Wonderful finale to a lovely series. I’ve just re-read all five Larkin family novels back-to-back, and they are consistently lovely, a homage to rural England, great food, natural sensuality, kindness and tolerance. Pop Larkin is laid up in bed recovering from a heart attack throughout most of this book, but there is still plenty of action. (It’s rather nice to see Ma finally getting a little “variety” herself). Flowers and fruit are once again abundant throughout.
There are no real conclusions for a lot of the side characters, perhaps H E Bates planned to write more novels, and there are one or two loose ends such as Edith Pilchester’s horrid professor neighbour. But the Larkins themselves are left in a reasonably satisfying place, their home saved, and another grandchild and wedding on the way.

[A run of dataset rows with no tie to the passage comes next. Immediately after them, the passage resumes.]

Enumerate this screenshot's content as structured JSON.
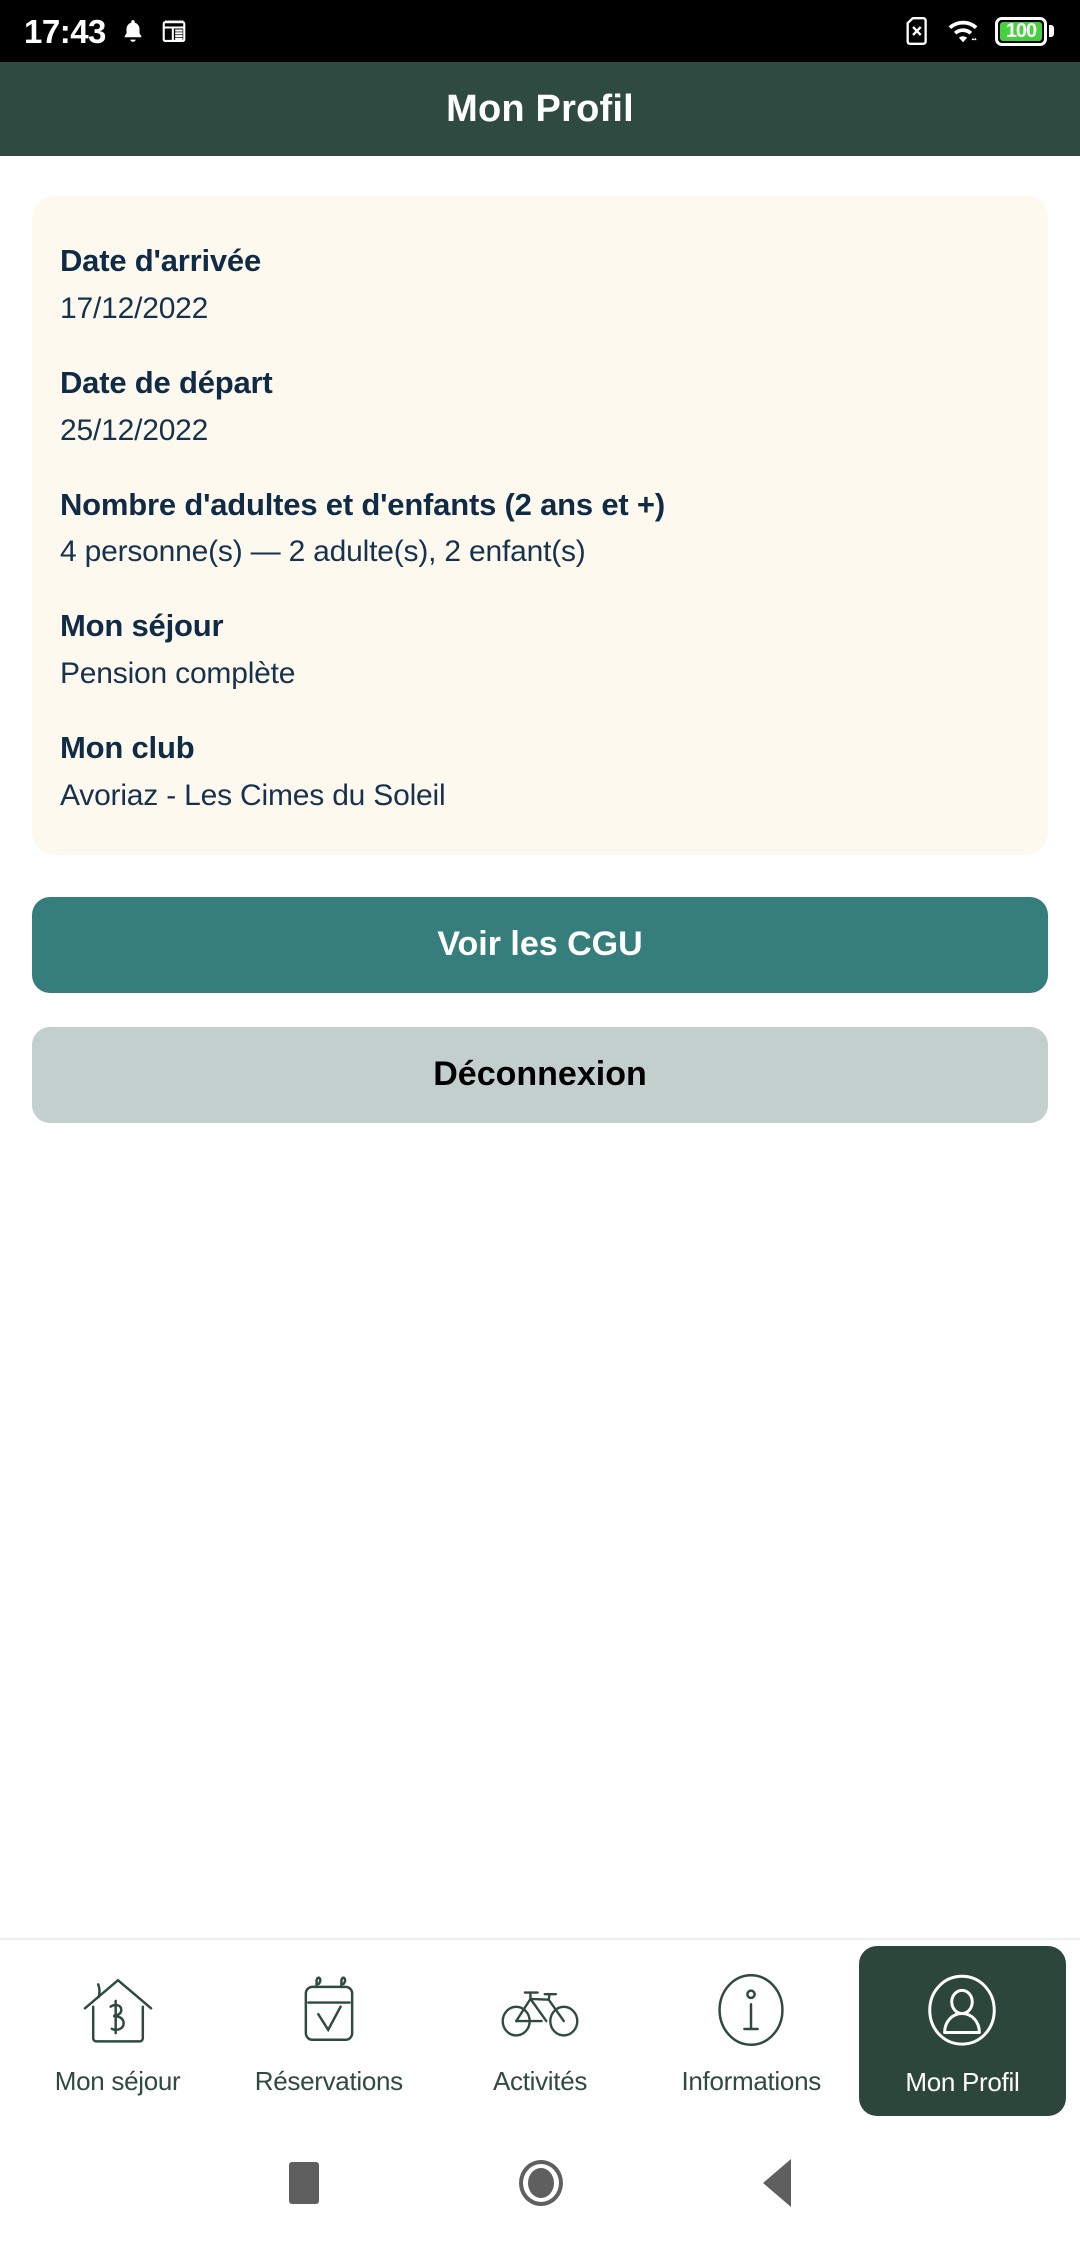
{
  "status_bar": {
    "time": "17:43",
    "notification_icon": "bell-icon",
    "calendar_icon": "calendar-icon",
    "sim_icon": "sim-card-off-icon",
    "wifi_icon": "wifi-icon",
    "battery_level": "100",
    "battery_color": "#43d13d"
  },
  "header": {
    "title": "Mon Profil",
    "background": "#2F4A41"
  },
  "card": {
    "background": "#FDF9EE",
    "fields": [
      {
        "label": "Date d'arrivée",
        "value": "17/12/2022"
      },
      {
        "label": "Date de départ",
        "value": "25/12/2022"
      },
      {
        "label": "Nombre d'adultes et d'enfants (2 ans et +)",
        "value": "4 personne(s) — 2 adulte(s), 2 enfant(s)"
      },
      {
        "label": "Mon séjour",
        "value": "Pension complète"
      },
      {
        "label": "Mon club",
        "value": "Avoriaz - Les Cimes du Soleil"
      }
    ]
  },
  "actions": {
    "primary_label": "Voir les CGU",
    "primary_color": "#367E7C",
    "secondary_label": "Déconnexion",
    "secondary_color": "#C3CFCC"
  },
  "bottom_nav": {
    "active_color": "#2C463C",
    "items": [
      {
        "label": "Mon séjour",
        "icon": "house-b-icon",
        "active": false
      },
      {
        "label": "Réservations",
        "icon": "calendar-check-icon",
        "active": false
      },
      {
        "label": "Activités",
        "icon": "bicycle-icon",
        "active": false
      },
      {
        "label": "Informations",
        "icon": "info-circle-icon",
        "active": false
      },
      {
        "label": "Mon Profil",
        "icon": "person-circle-icon",
        "active": true
      }
    ]
  },
  "android_nav": {
    "recents": "square-icon",
    "home": "circle-icon",
    "back": "triangle-back-icon"
  }
}
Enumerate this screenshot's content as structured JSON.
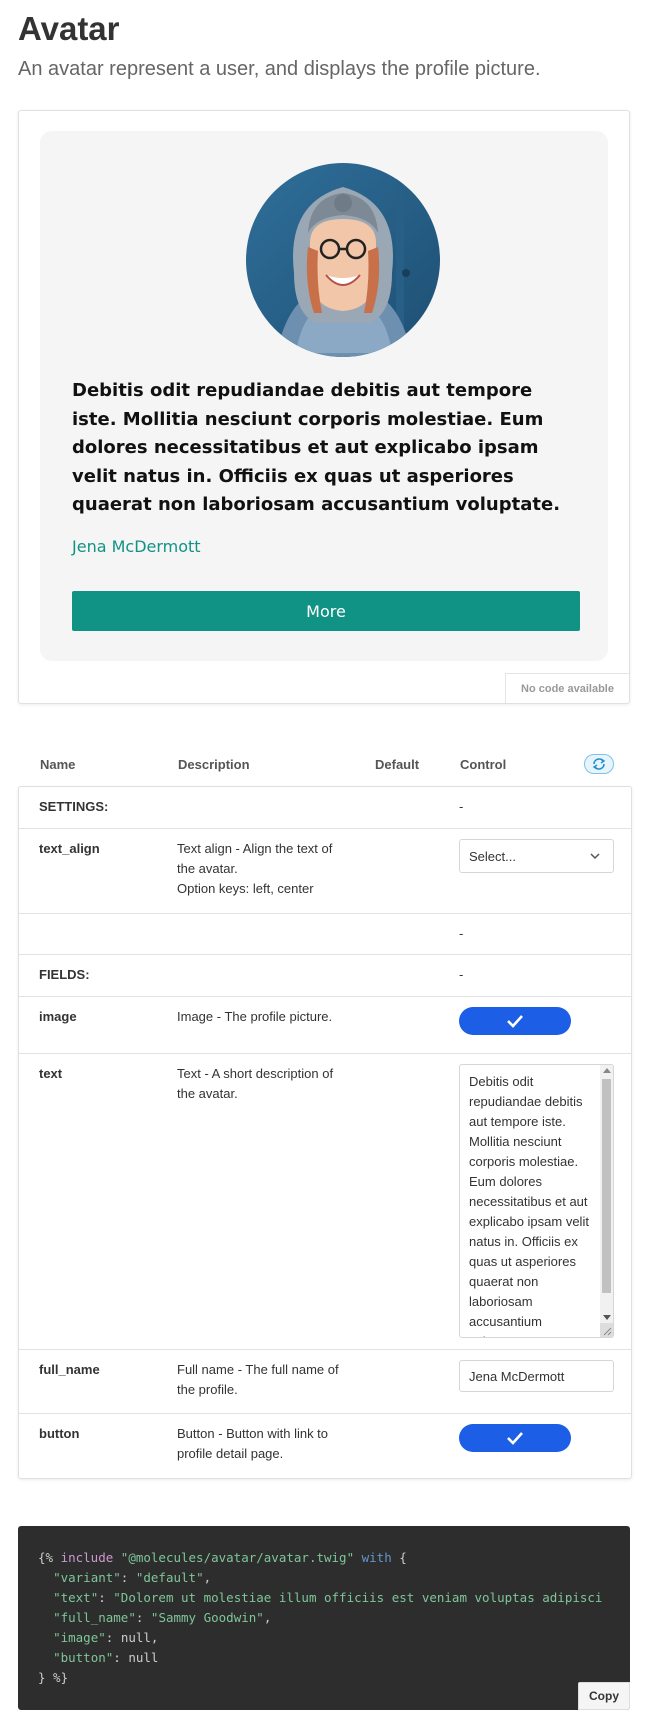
{
  "page": {
    "title": "Avatar",
    "subtitle": "An avatar represent a user, and displays the profile picture."
  },
  "preview": {
    "avatar_text": "Debitis odit repudiandae debitis aut tempore iste. Mollitia nesciunt corporis molestiae. Eum dolores necessitatibus et aut explicabo ipsam velit natus in. Officiis ex quas ut asperiores quaerat non laboriosam accusantium voluptate.",
    "full_name": "Jena McDermott",
    "button_label": "More",
    "no_code_label": "No code available",
    "accent_color": "#109384"
  },
  "props": {
    "headers": {
      "name": "Name",
      "description": "Description",
      "default": "Default",
      "control": "Control"
    },
    "rows": {
      "settings": {
        "name": "SETTINGS:",
        "control": "-"
      },
      "text_align": {
        "name": "text_align",
        "description": "Text align - Align the text of the avatar.",
        "option_keys": "Option keys: left, center",
        "select_value": "Select..."
      },
      "spacer": {
        "control": "-"
      },
      "fields": {
        "name": "FIELDS:",
        "control": "-"
      },
      "image": {
        "name": "image",
        "description": "Image - The profile picture.",
        "toggle_on": true
      },
      "text": {
        "name": "text",
        "description": "Text - A short description of the avatar.",
        "value": "Debitis odit repudiandae debitis aut tempore iste. Mollitia nesciunt corporis molestiae. Eum dolores necessitatibus et aut explicabo ipsam velit natus in. Officiis ex quas ut asperiores quaerat non laboriosam accusantium voluptate."
      },
      "full_name": {
        "name": "full_name",
        "description": "Full name - The full name of the profile.",
        "value": "Jena McDermott"
      },
      "button": {
        "name": "button",
        "description": "Button - Button with link to profile detail page.",
        "toggle_on": true
      }
    },
    "toggle_color": "#1c5ee6"
  },
  "code": {
    "line1_open": "{% ",
    "line1_kw": "include",
    "line1_path": "\"@molecules/avatar/avatar.twig\"",
    "line1_with": "with",
    "line1_brace": "{",
    "variant_key": "\"variant\"",
    "variant_val": "\"default\"",
    "text_key": "\"text\"",
    "text_val": "\"Dolorem ut molestiae illum officiis est veniam voluptas adipisci",
    "full_name_key": "\"full_name\"",
    "full_name_val": "\"Sammy Goodwin\"",
    "image_key": "\"image\"",
    "image_val": "null",
    "button_key": "\"button\"",
    "button_val": "null",
    "close": "} %}",
    "copy_label": "Copy"
  }
}
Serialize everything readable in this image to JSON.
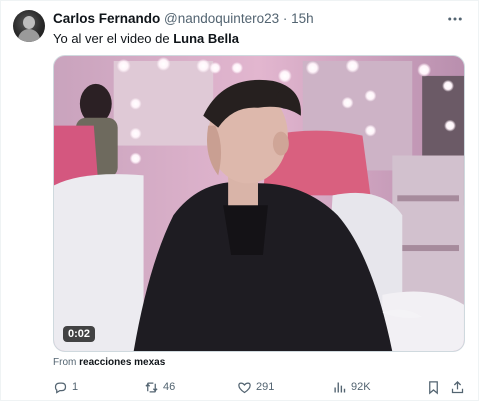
{
  "tweet": {
    "author_name": "Carlos Fernando",
    "author_handle": "@nandoquintero23",
    "separator": "·",
    "time": "15h",
    "text_prefix": "Yo al ver el video de ",
    "text_bold": "Luna Bella"
  },
  "media": {
    "duration": "0:02"
  },
  "source": {
    "label": "From",
    "name": "reacciones mexas"
  },
  "actions": {
    "replies": "1",
    "retweets": "46",
    "likes": "291",
    "views": "92K"
  },
  "icons": {
    "more": "more-horizontal-icon",
    "reply": "reply-icon",
    "retweet": "retweet-icon",
    "like": "heart-icon",
    "views": "views-chart-icon",
    "bookmark": "bookmark-icon",
    "share": "share-icon"
  },
  "colors": {
    "text_primary": "#0f1419",
    "text_secondary": "#536471",
    "border": "#cfd9de"
  }
}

The timeline does seem to have jumped a little bit: in the previous novel Primrose was 14 and actively seducing the vicar, with Ma pregnant with her eighth child right at the end. In this book that child (Phyllida) is now old enough to be speaking, so it seems as though at least three or four years have passed. Yet Mr Candy “hadn’t seen Primrose for some considerable time” – he’s the local vicar – it seems rather odd that they wouldn’t have had multiple chance encounters and that their relationship wouldn’t have progressed in several years. Victoria is also at finishing school and appears to be older than the twins, whereas she’s younger than them in earlier books.
But all in all a lovely read.